Work instruction: For the entries that follow, tally the lines holding the string "Colorway". Give the total and nothing else.
=== Begin Enclosure ===
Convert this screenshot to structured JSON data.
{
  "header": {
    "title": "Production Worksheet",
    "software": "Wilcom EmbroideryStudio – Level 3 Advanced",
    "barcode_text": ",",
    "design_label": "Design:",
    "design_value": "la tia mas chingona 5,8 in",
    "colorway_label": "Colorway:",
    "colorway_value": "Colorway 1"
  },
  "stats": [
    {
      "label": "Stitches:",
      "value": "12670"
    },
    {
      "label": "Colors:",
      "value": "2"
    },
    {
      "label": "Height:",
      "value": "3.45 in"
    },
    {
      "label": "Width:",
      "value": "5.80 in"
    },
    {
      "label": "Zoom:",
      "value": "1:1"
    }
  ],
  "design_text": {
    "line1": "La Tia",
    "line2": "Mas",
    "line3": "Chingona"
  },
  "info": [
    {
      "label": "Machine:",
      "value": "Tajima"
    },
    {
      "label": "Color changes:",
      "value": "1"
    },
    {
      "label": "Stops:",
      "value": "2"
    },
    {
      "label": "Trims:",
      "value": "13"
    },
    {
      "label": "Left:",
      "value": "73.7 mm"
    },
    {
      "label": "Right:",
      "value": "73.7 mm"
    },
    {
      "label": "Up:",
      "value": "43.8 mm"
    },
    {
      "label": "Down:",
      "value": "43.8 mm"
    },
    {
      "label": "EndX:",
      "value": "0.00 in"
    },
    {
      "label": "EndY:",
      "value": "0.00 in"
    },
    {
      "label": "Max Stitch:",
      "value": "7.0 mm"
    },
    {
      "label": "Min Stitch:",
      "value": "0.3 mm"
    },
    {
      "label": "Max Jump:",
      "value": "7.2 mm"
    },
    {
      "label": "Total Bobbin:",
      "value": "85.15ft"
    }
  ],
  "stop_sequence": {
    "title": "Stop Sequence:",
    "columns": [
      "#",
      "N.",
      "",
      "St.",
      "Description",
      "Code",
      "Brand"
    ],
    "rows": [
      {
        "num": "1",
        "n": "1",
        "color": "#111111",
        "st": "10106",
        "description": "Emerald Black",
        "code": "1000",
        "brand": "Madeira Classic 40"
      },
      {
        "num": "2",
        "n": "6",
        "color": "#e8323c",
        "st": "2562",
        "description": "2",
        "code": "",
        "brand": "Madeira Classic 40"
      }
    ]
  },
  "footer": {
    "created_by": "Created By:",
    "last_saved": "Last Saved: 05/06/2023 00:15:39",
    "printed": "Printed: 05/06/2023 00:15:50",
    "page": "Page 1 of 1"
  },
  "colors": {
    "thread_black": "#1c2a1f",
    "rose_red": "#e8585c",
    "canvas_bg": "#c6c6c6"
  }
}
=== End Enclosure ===
Solution for this task: 2